Are fixed retainers better than VFRs?
This post is another one about retainers. It follows closely on the heels of last week’s post in which I described the results of a five-year trial. This week’s paper is another 5-year follow-up that looks at the long-term stability of fixed and removable retainers. It is another excellent study.
It is great to see investigators publishing so many randomised trials about retainers. The present authors write that previous trials are starting to conclude that bonded retainers are more effective than VFRs. This may be particularly true for mandibular retention. They provided further evidence in this long-term study.
A team from Sweden did this trial. The EJO published the paper.
Anke Krämer. EJO https://doi.org/10.1093/ejo/cjac043
What did they ask?
They did the study to;
“Evaluate and compare the five year post treatment changes in the maxilla and mandible with two different retention protocols”.
What did they do?
They did a single centre two-arm randomised controlled trial with a 1:1 allocation.
The PICO was:
Adolescents treated with upper and lower fixed appliances (MBT 0.022)
Upper VFR and lower fixed retainers.
Upper and lower VFRs
The primary outcome was Little’s Irregularity index. Secondary outcomes were other dental measurements and participants’ perceptions of their retainers.
They collected study casts at debonding (T1), after 6 months of retention (T2), after 18 months (T3), and after 5 years of retention (T4).
The clinicians asked the participants to wear their retainers full time for one week, then nightly only for a year. After one year, they reduced wear to every other night, and two years after debonding, they wore their retainers for 1-2 nights per week.
The fixed retainers were made from 0.8 hard ss wires bonded to the canines.
They carried out a sophisticated and relevant multivariate analysis. This included imputation of data for participants who did not complete the trial.
What did they find?
The authors reported a large amount of data. Therefore, I have decided to concentrate on what I felt were the most clinically relevant outcomes.
Firstly, the team randomised 104 patients into two groups of 52 participants. At the end of the study, 74 completed the trial. This was a dropout rate of 28%. Equal numbers of patients dropped out of each group. When they analysed the data, they used imputation techniques to obtain meaningful data for the dropouts.

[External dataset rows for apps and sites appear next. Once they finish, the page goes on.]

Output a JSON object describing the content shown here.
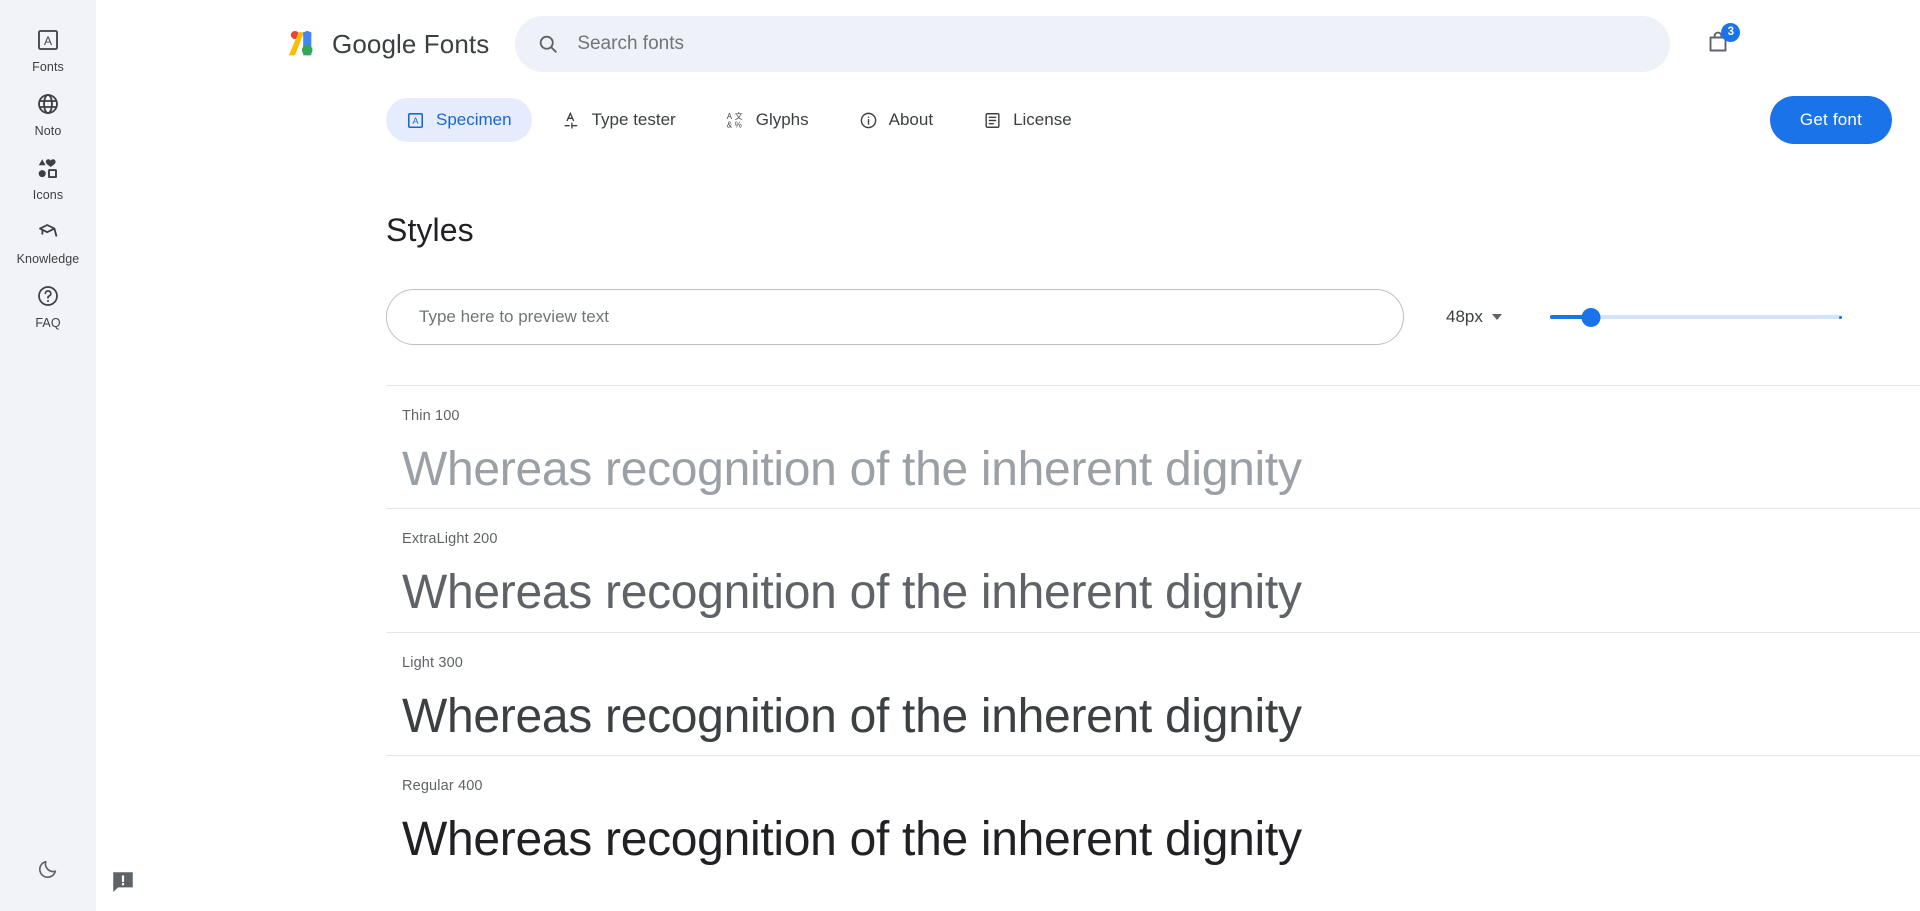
{
  "sidebar": {
    "items": [
      {
        "label": "Fonts",
        "icon": "font-square-icon"
      },
      {
        "label": "Noto",
        "icon": "globe-icon"
      },
      {
        "label": "Icons",
        "icon": "shapes-icon"
      },
      {
        "label": "Knowledge",
        "icon": "graduation-cap-icon"
      },
      {
        "label": "FAQ",
        "icon": "help-circle-icon"
      }
    ],
    "dark_mode_icon": "moon-icon"
  },
  "header": {
    "brand_google": "Google",
    "brand_fonts": "Fonts",
    "logo_icon": "google-fonts-logo",
    "search": {
      "placeholder": "Search fonts",
      "value": "",
      "icon": "search-icon"
    },
    "cart": {
      "icon": "shopping-bag-icon",
      "badge": "3"
    }
  },
  "tabs": [
    {
      "label": "Specimen",
      "icon": "specimen-icon",
      "active": true
    },
    {
      "label": "Type tester",
      "icon": "type-tester-icon",
      "active": false
    },
    {
      "label": "Glyphs",
      "icon": "glyphs-icon",
      "active": false
    },
    {
      "label": "About",
      "icon": "info-circle-icon",
      "active": false
    },
    {
      "label": "License",
      "icon": "license-icon",
      "active": false
    }
  ],
  "actions": {
    "get_font_label": "Get font"
  },
  "styles_section": {
    "title": "Styles",
    "preview": {
      "placeholder": "Type here to preview text",
      "value": ""
    },
    "size": {
      "value": "48px",
      "slider_percent": 14,
      "caret_icon": "chevron-down-icon"
    },
    "rows": [
      {
        "label": "Thin 100",
        "sample": "Whereas recognition of the inherent dignity",
        "weight_class": "w100"
      },
      {
        "label": "ExtraLight 200",
        "sample": "Whereas recognition of the inherent dignity",
        "weight_class": "w200"
      },
      {
        "label": "Light 300",
        "sample": "Whereas recognition of the inherent dignity",
        "weight_class": "w300"
      },
      {
        "label": "Regular 400",
        "sample": "Whereas recognition of the inherent dignity",
        "weight_class": "w400"
      }
    ]
  },
  "feedback": {
    "icon": "feedback-icon"
  },
  "colors": {
    "accent_blue": "#1a73e8",
    "tab_active_bg": "#e4ecfd",
    "tab_active_fg": "#1967d2",
    "rail_bg": "#f1f3f9",
    "search_bg": "#eef1f8"
  }
}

As a result, they did an intention to treat analysis for all the participants who started the trial.
These were the main findings:
- There was a significant difference in the LII between the fixed retainers and the VFR group in the mandible at the end of the study. This was a median difference of 0.6mm.
- Arch length decreased, intercanine width remained stable, but there was a significant decrease in the maxillary arch width of a median of 0.2mm.
- The participants were satisfied with their retention regimes. However, when they looked at self-reported compliance, they found that 72% of all patients were not wearing their removable retainers at 5 years.
- Finally, 7% of the fixed retainers failed.
The authors concluded.
“Anterior alignment in the mandible was more stable with a bonded retainer compared to a removable VFR after 5 years of retention”.
What did I think?
This was a nicely done RCT. Randomisation was well done in advance, and concealment was good. The team analysed and recorded the data blindly. They did a relevant statistical analysis, and the paper was clearly written. I thought it was nice to see such a well-done and reported trial.
This was another trial that suggested the advantages of bonded retainers. However, as I have discussed before, the main problem with bonded retainers is that we need to monitor them. When we consider the results of this trial, we have to appreciate that the amount of relapse is small. Importantly, we need to think about whether this was clinically significant. Only you can make this decision.
My decision on the best retainer is still influenced by my clinical impression, and I will stick with VFRs. Nevertheless, the evidence of the superiority fixed retainers is mounting. I may change my mind as further trials are published.
There have been several good trials over the last couple of years and our evidence base is building nicely. Perhaps, Simon Littlewood (the Lord of retention) could take some time out from touring the World and update his team’s excellent Cochrane review on retainers? I would really look forward to this update.
Emeritus Professor of Orthodontics, University of Manchester, UK.